Monounsaturated Fat: A healthy switch. These are liquid at room temperature. Found in olive, canola and peanut oil. This is a healthy fat.

Hydrogenation: A food manufacturing process which changes liquid fats (polyunsaturated and monounsaturated fats) into more solid forms (saturated fats) also known as “trans fatty acids” or “trans fats”. Hydrogenated fats raise unhealthy blood cholesterol levels. Hydrogenated vegetable oils are found in foods like crackers, cereals, cookies. Food manufacturers use them because this process helps to increase the shelf life of products and also imparts a nice “mouth feel” (honestly that’s what it is called in the industry . . . manufacturers know that people develop a penchant for good “mouth feel”).

More info on “Omega-3 Fats”

Omega-3 Fats refers to these three fats:

  • Alpha-linolenic acid (ALA)
  • Docosohexaenoic acid (DHA)
  • Eicosapentaenoic acid (EPA)

Why are omega-3 fats important?

Research on the many health benefits of omega-3 fats is growing. Most North Americans do not eat enough omega-3 fats to benefit from the health benefits they offer. ALA is the most common omega-3 eaten by North Americans. However research suggests that DHA and EPA are the most important omega-3’s for health. Adequate intake of DHA and EPA is shown to play a positive role in heart disease, autoimmune and inflammatory diseases, dementia and Alzheimer’s disease and in age-related macular degeneration.

How much omega-3 fat do we need?

Most people can meet their needs for omega-3 fats by eating 1 to 2 servings every day of a variety of the following:

  • Ground flaxseeds (1 Tbsp) or walnuts (¼ cup) or soybeans (½ cup)
  • Flaxseed oil, walnut oil, canola oil or soybean oil (1 tsp)
  • Non-hydrogenated canola margarine (1-2 tsp)
  • Fortified foods (examples: eggs, milk, yogurt, cheese, pasta or bread)


  • At least 2 servings (3 ounce/serving) every week of mackerel, salmon, herring, trout, sardines, halibut

What about omega-3 supplements?

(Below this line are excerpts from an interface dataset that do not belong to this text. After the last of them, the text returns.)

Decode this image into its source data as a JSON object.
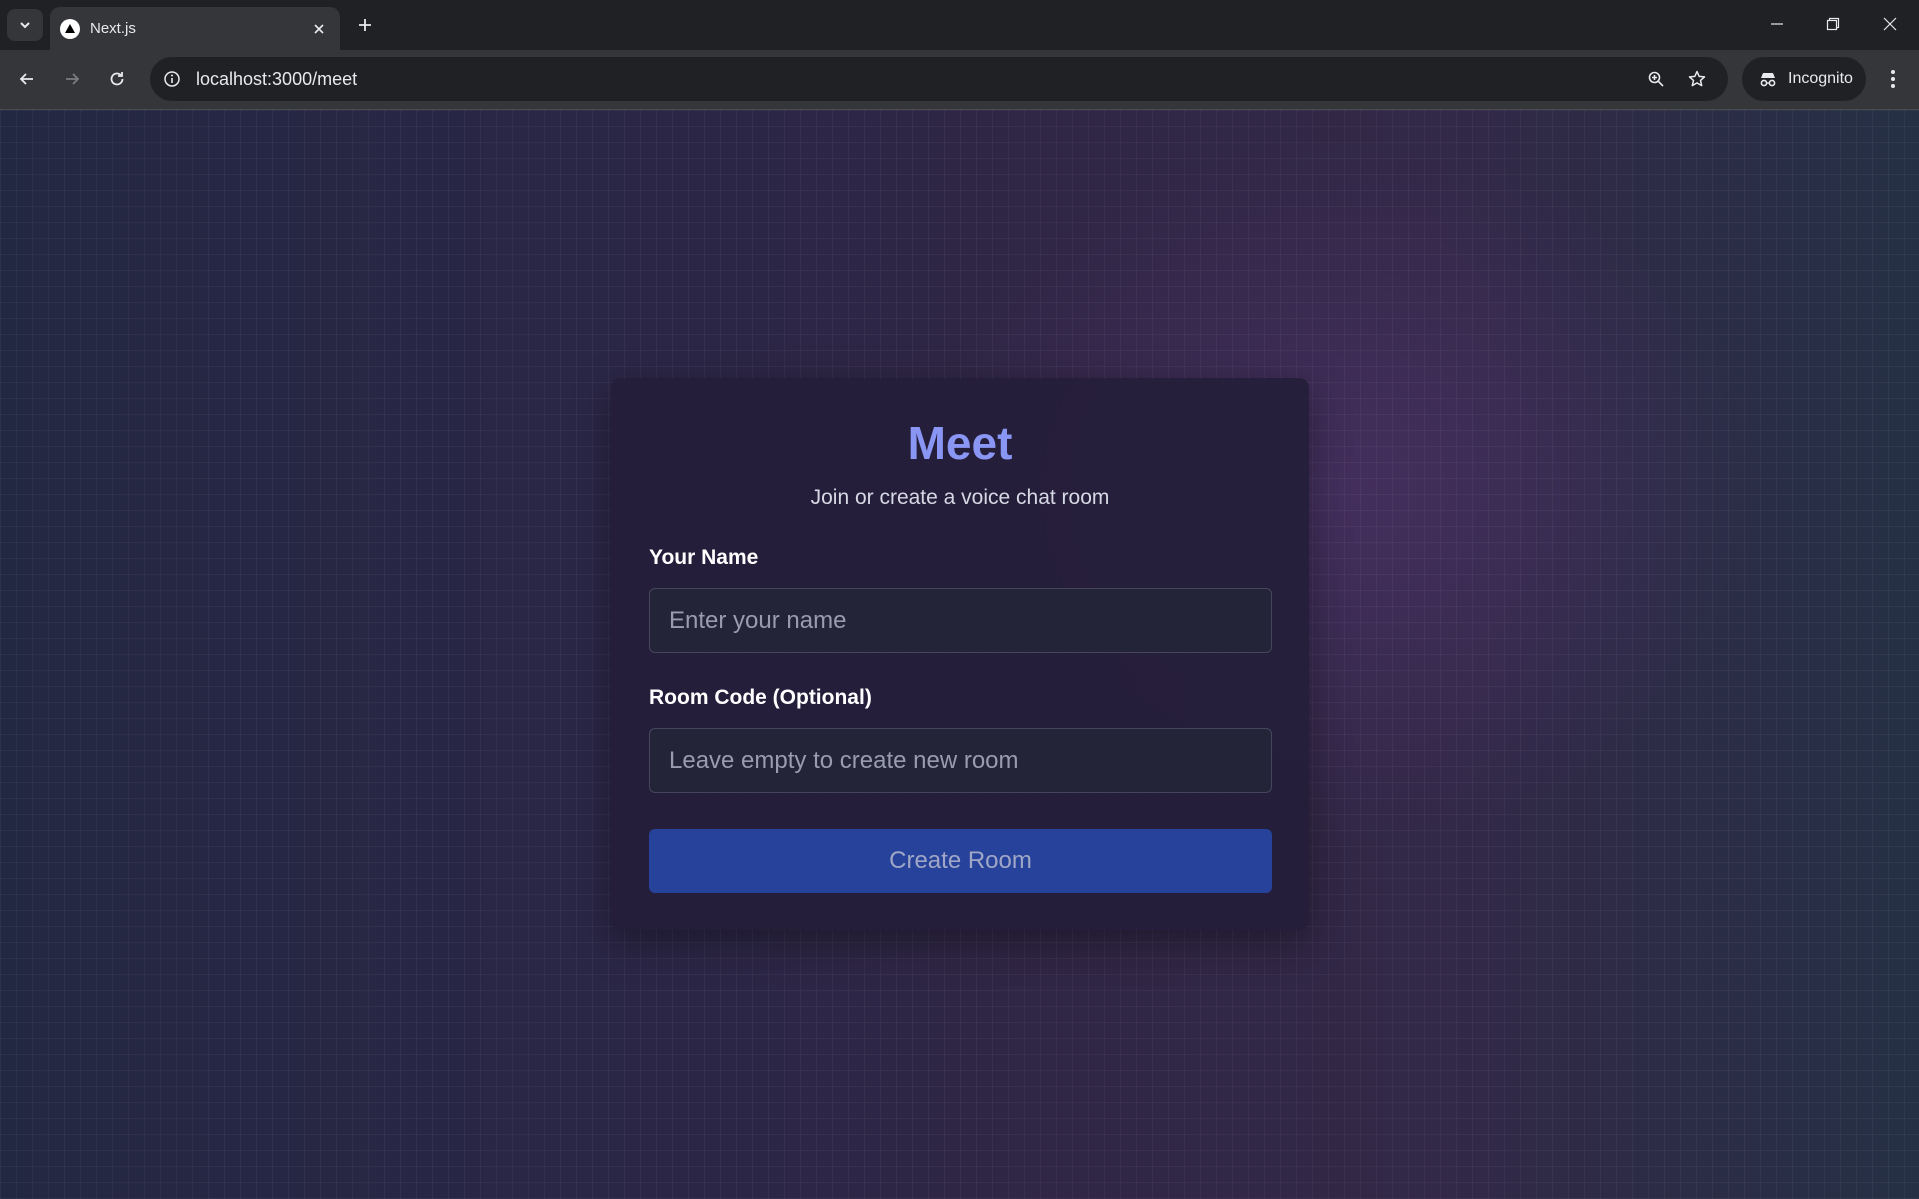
{
  "browser": {
    "tab_title": "Next.js",
    "url": "localhost:3000/meet",
    "incognito_label": "Incognito"
  },
  "card": {
    "title": "Meet",
    "subtitle": "Join or create a voice chat room",
    "name_label": "Your Name",
    "name_placeholder": "Enter your name",
    "room_label": "Room Code (Optional)",
    "room_placeholder": "Leave empty to create new room",
    "create_button": "Create Room"
  },
  "colors": {
    "title_accent": "#8a96f3",
    "button_bg": "#27429a",
    "card_bg": "#251e3a"
  }
}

The best way to get omega-3 fats is through food. However if you have difficulty meeting needs through your diet you may choose to take a supplement. It is important to choose a supplement that is safe for you. It is important to be aware of possible risks and disadvantages when taking supplements. These include:

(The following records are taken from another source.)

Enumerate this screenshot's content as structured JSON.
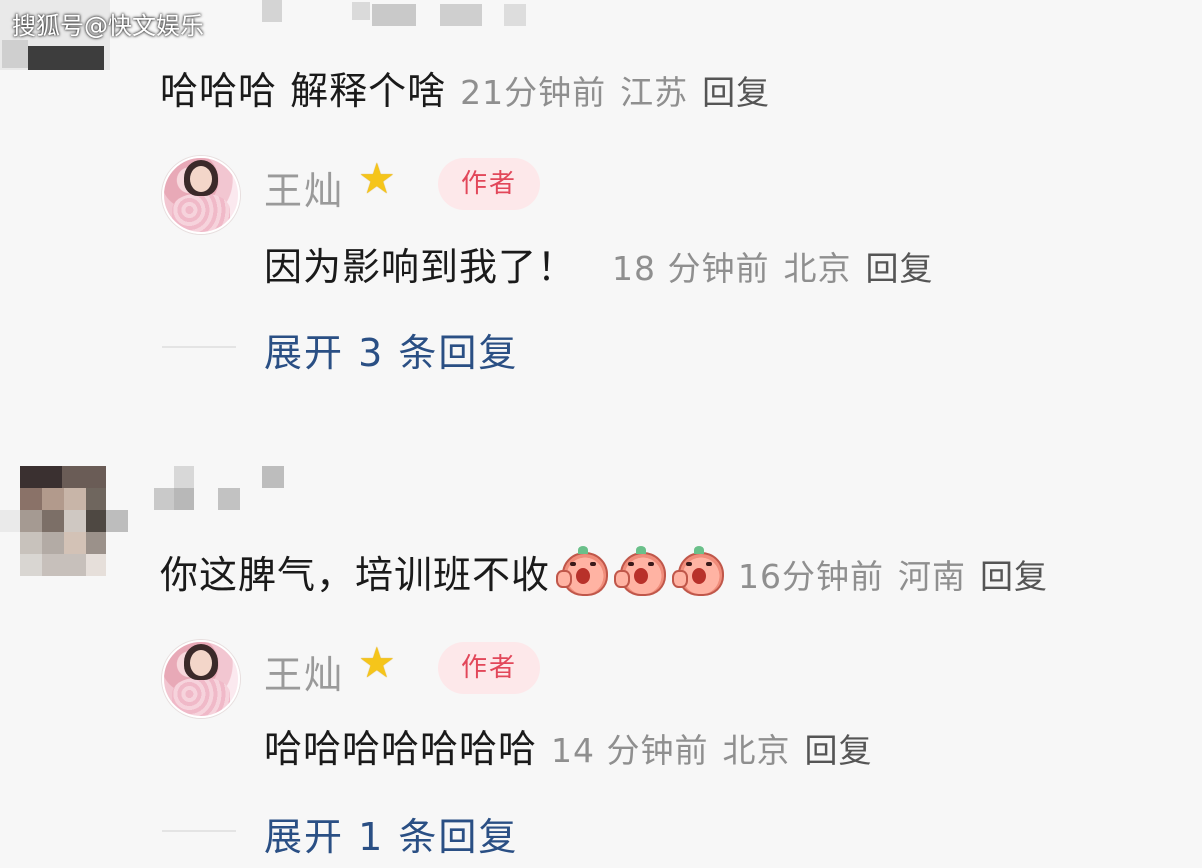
{
  "watermark": "搜狐号@快文娱乐",
  "comments": [
    {
      "text": "哈哈哈 解释个啥",
      "time": "21分钟前",
      "location": "江苏",
      "reply_label": "回复"
    },
    {
      "text": "你这脾气，培训班不收",
      "emoji_count": 3,
      "time": "16分钟前",
      "location": "河南",
      "reply_label": "回复"
    }
  ],
  "author_replies": [
    {
      "name": "王灿",
      "badge": "作者",
      "text": "因为影响到我了！",
      "time": "18 分钟前",
      "location": "北京",
      "reply_label": "回复",
      "expand_label": "展开 3 条回复"
    },
    {
      "name": "王灿",
      "badge": "作者",
      "text": "哈哈哈哈哈哈哈",
      "time": "14 分钟前",
      "location": "北京",
      "reply_label": "回复",
      "expand_label": "展开 1 条回复"
    }
  ],
  "icons": {
    "verified": "star-icon",
    "emoji": "crying-face-emoji-icon"
  },
  "colors": {
    "background": "#f7f7f7",
    "author_badge_bg": "#fde8ea",
    "author_badge_text": "#e2475a",
    "expand_link": "#2a4f84",
    "meta_text": "#8f8f8f"
  }
}
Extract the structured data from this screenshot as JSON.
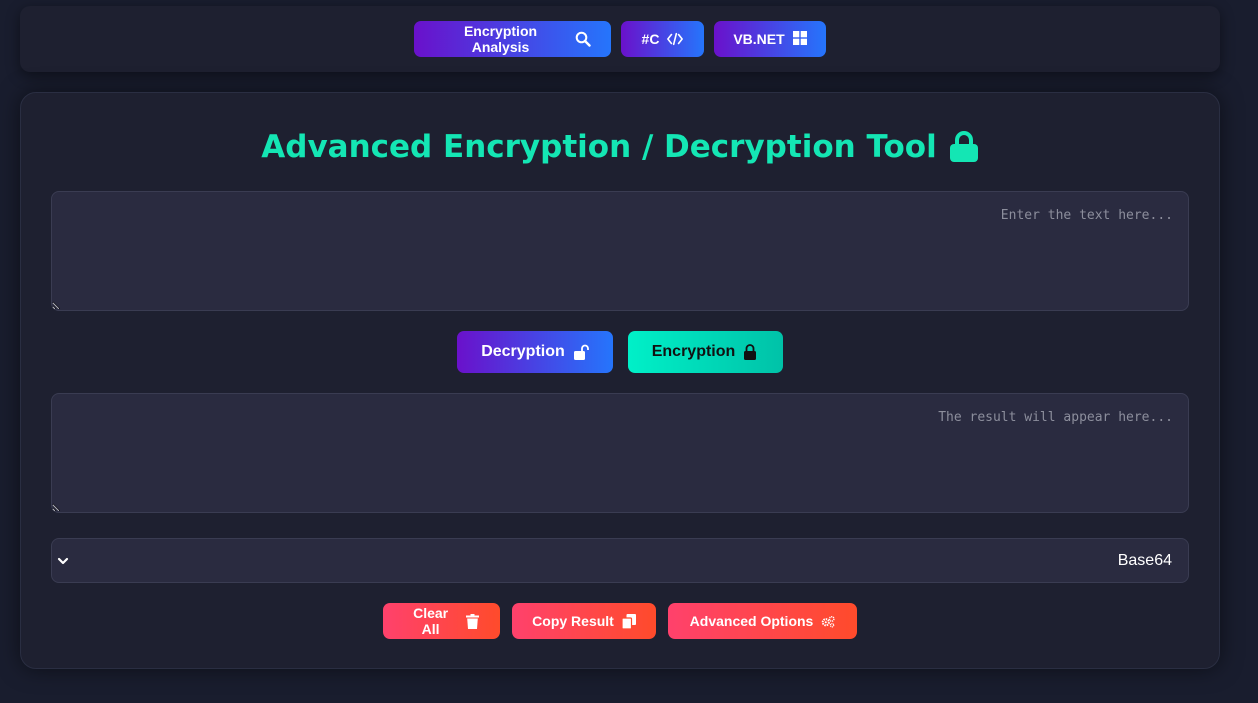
{
  "nav": {
    "items": [
      {
        "label": "Encryption Analysis",
        "icon": "search-icon"
      },
      {
        "label": "#C",
        "icon": "code-icon"
      },
      {
        "label": "VB.NET",
        "icon": "windows-icon"
      }
    ]
  },
  "main": {
    "title": "Advanced Encryption / Decryption Tool",
    "title_icon": "lock-icon",
    "input_placeholder": "...Enter the text here",
    "output_placeholder": "...The result will appear here",
    "decrypt_label": "Decryption",
    "encrypt_label": "Encryption",
    "algorithm": {
      "selected": "Base64"
    },
    "buttons": {
      "clear": "Clear All",
      "copy": "Copy Result",
      "advanced": "Advanced Options"
    }
  },
  "colors": {
    "accent": "#14e6b4",
    "primary_gradient_start": "#6a11cb",
    "primary_gradient_end": "#2575fc",
    "danger_gradient_start": "#ff416c",
    "danger_gradient_end": "#ff4b2b",
    "background": "#191d2e",
    "panel": "#1e2030"
  }
}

Toxicity – Fish liver oil supplements, including cod liver oil, are not recommended.   Fish liver oil supplements contain high levels of vitamin A, which can be toxic or harmful to an unborn baby if taken in pregnancy.

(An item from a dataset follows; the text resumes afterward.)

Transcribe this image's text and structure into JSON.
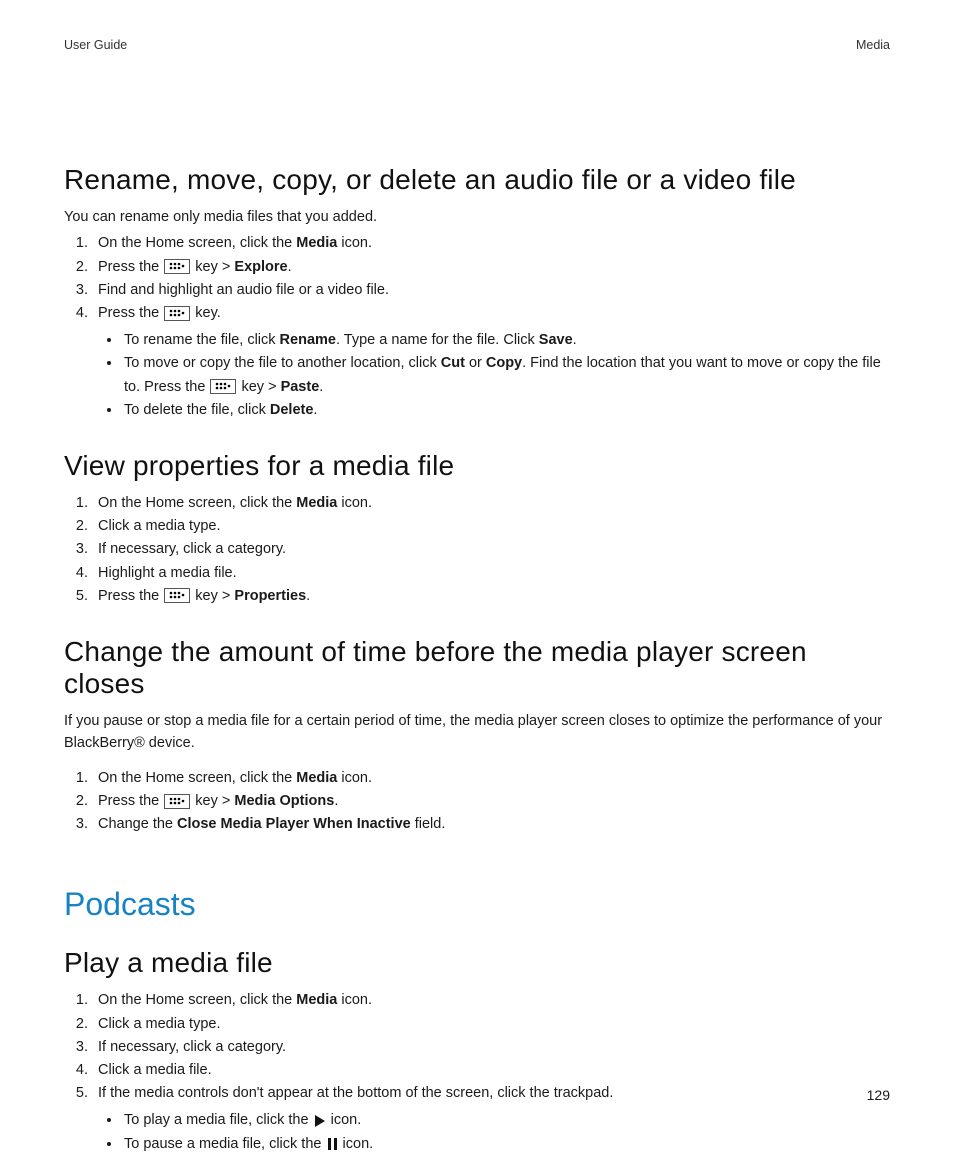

Contamination – Fish oil supplements may contain toxins such as mercury and pesticides. Consumers concerned about this may want to visit the website of the International Fish Oil Standards (IFOS) at www.ifosprogram.com – select Consumer Reports. IFOS tests DHA and EPA levels and contaminant levels in supplements by brand name.

Excessive bleeding – Consuming higher amounts of omega-3 fats, more than 3000 mg (3.0 g) a day from food and/or supplements, may cause excessive bleeding. This is not recommended without the careful supervision of a doctor.

Incomplete nutrition – Fish and other food sources of omega-3 fats provide many other important nutrients that we do not get from supplements.

When choosing an omega-3 supplement look for ones that contain an EPA to DHA ratio close to 1:1. This means that the amount of DHA and EPA should be present in equal amounts or close to equal amounts.

Which Fish should I eat?

Fish and shellfish are important foods for a healthy diet. A few fish have higher amounts of mercury which could harm an unborn baby or young child.

The higher mercury fish are shark, swordfish and fresh and frozen tuna. Canned white tuna also contain higher amounts of mercury. Women who could become pregnant, women who are pregnant or breastfeeding and young children should avoid eating these higher mercury fish.

Canned “light” tuna, sardines and anchovies are low in mercury and are good sources of omega-3 fats and can be enjoyed often. Other fish and shellfish such as cod, crab, haddock, halibut, Pollock, sole, trout and shrimp are safe to eat often. Salmon is also a good choice. Canadian farmed Atlantic salmon has been shown to contain higher levels of toxins than Pacific salmon (note: canned salmon is almost always Pacific or “wild” salmon).